• Dataset extract:
◇ ◇ ◇ ◇ ◇

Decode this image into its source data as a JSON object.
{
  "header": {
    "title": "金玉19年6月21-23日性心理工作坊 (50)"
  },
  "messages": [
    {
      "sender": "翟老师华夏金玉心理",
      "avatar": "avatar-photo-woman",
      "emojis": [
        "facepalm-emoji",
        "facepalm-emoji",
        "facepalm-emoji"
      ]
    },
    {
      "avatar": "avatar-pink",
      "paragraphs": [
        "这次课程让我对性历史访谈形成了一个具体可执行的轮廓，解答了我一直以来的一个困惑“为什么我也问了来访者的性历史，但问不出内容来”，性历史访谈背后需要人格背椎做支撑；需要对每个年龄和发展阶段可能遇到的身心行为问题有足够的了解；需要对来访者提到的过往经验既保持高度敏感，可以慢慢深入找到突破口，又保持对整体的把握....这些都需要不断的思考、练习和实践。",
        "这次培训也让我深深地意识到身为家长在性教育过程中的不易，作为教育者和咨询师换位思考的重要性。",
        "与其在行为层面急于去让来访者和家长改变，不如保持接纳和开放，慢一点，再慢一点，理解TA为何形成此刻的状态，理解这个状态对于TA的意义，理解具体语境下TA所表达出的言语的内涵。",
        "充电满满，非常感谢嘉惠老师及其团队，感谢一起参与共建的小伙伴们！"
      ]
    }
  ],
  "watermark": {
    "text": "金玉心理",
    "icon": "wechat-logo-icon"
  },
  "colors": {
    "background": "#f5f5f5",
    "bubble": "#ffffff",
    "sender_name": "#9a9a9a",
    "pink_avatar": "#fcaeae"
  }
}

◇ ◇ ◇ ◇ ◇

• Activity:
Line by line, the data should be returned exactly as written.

• Answer for this exercise:
Decode this image into its source data as a JSON object.
{
  "header": {
    "title": "金玉19年6月21-23日性心理工作坊 (50)"
  },
  "messages": [
    {
      "sender": "翟老师华夏金玉心理",
      "avatar": "avatar-photo-woman",
      "emojis": [
        "facepalm-emoji",
        "facepalm-emoji",
        "facepalm-emoji"
      ]
    },
    {
      "avatar": "avatar-pink",
      "paragraphs": [
        "这次课程让我对性历史访谈形成了一个具体可执行的轮廓，解答了我一直以来的一个困惑“为什么我也问了来访者的性历史，但问不出内容来”，性历史访谈背后需要人格背椎做支撑；需要对每个年龄和发展阶段可能遇到的身心行为问题有足够的了解；需要对来访者提到的过往经验既保持高度敏感，可以慢慢深入找到突破口，又保持对整体的把握....这些都需要不断的思考、练习和实践。",
        "这次培训也让我深深地意识到身为家长在性教育过程中的不易，作为教育者和咨询师换位思考的重要性。",
        "与其在行为层面急于去让来访者和家长改变，不如保持接纳和开放，慢一点，再慢一点，理解TA为何形成此刻的状态，理解这个状态对于TA的意义，理解具体语境下TA所表达出的言语的内涵。",
        "充电满满，非常感谢嘉惠老师及其团队，感谢一起参与共建的小伙伴们！"
      ]
    }
  ],
  "watermark": {
    "text": "金玉心理",
    "icon": "wechat-logo-icon"
  },
  "colors": {
    "background": "#f5f5f5",
    "bubble": "#ffffff",
    "sender_name": "#9a9a9a",
    "pink_avatar": "#fcaeae"
  }
}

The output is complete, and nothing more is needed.